The Tribune Co. has rejected a no-tax proposal to purchase Wrigley Field by the Illinois Sports Facilities Authority (ISFA) -- which owns and operates the Chicago White Sox's home ballpark, U.S. Cellular Field -- according to former Illinois Gov. James Thompson.
Thompson, the ISFA's lead negotiator and chairman, said in a statement that the Tribune Co. believes the sale "requires either the transfer of future sales and amusement tax revenue from transactions at Wrigley Field for the next 30 years, or the imposition of new taxes, or the transfer of existing ISFA funds now pledged to projects at U.S. Cellular Field."
Thompson said that the ISFA could not agree to that, adding, "In our judgment, there are no votes in the City Council or in the Illinois General Assembly for transferred or new taxes for Wrigley Field."
In addition, he said, the ISFA could not break promises to the White Sox under their lease terms.
The Tribune Co. issued a statement, saying that the ISFA's proposal would violate policies of Major League Baseball, as MLB prohibits using ticket revenues to back stadium financing. The ISFA had proposed constructing additional seats at the ballpark and selling equity rights to those seats to finance a renovation project estimated at $400 million.
Cubs chairman Crane Kenney said that they will move on to find a new buyer.
"We appreciate Gov. Thompson's interest and involvement," Kenney said. "We appreciate the time he took to try to make something work."
The Tribune Co. announced in April 2007 that it was putting the Cubs up for sale, but that sale has been delayed while the company tried to negotiate a deal with the ISFA regarding Wrigley Field.
The financial books on the Cubs were expected to go out this week to potential bidders who have been approved by Major League Baseball.
"We'll move forward with the private process," Kenney said.
Wrigley Field was built in 1914, and it is the second-oldest ballpark in the Major Leagues, behind Boston's Fenway Park. The Cubs played their first game there in 1916.

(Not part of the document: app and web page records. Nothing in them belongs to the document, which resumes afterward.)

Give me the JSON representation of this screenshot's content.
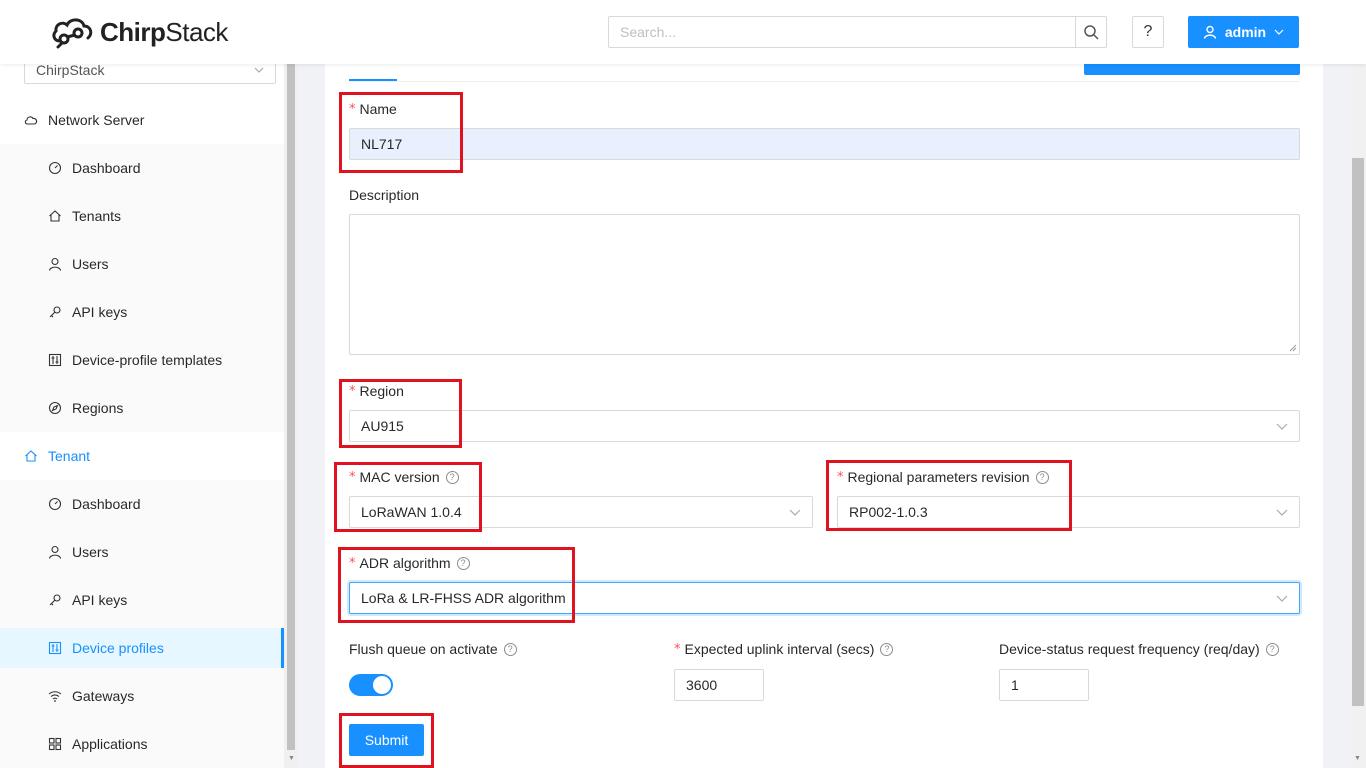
{
  "header": {
    "logo_text_bold": "Chirp",
    "logo_text_rest": "Stack",
    "search_placeholder": "Search...",
    "help_label": "?",
    "user_label": "admin"
  },
  "sidebar": {
    "tenant_select": "ChirpStack",
    "network_server": {
      "label": "Network Server",
      "items": [
        "Dashboard",
        "Tenants",
        "Users",
        "API keys",
        "Device-profile templates",
        "Regions"
      ]
    },
    "tenant": {
      "label": "Tenant",
      "items": [
        "Dashboard",
        "Users",
        "API keys",
        "Device profiles",
        "Gateways",
        "Applications"
      ],
      "selected": "Device profiles"
    }
  },
  "form": {
    "name_label": "Name",
    "name_value": "NL717",
    "description_label": "Description",
    "description_value": "",
    "region_label": "Region",
    "region_value": "AU915",
    "mac_version_label": "MAC version",
    "mac_version_value": "LoRaWAN 1.0.4",
    "regional_params_label": "Regional parameters revision",
    "regional_params_value": "RP002-1.0.3",
    "adr_label": "ADR algorithm",
    "adr_value": "LoRa & LR-FHSS ADR algorithm",
    "flush_queue_label": "Flush queue on activate",
    "flush_queue_on": true,
    "uplink_interval_label": "Expected uplink interval (secs)",
    "uplink_interval_value": "3600",
    "device_status_label": "Device-status request frequency (req/day)",
    "device_status_value": "1",
    "submit_label": "Submit"
  },
  "colors": {
    "primary": "#1890ff",
    "required": "#ff4d4f",
    "annotation": "#e0121f"
  }
}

Carrie Muskat is a reporter for MLB.com. This story was not subject to the approval of Major League Baseball or its clubs.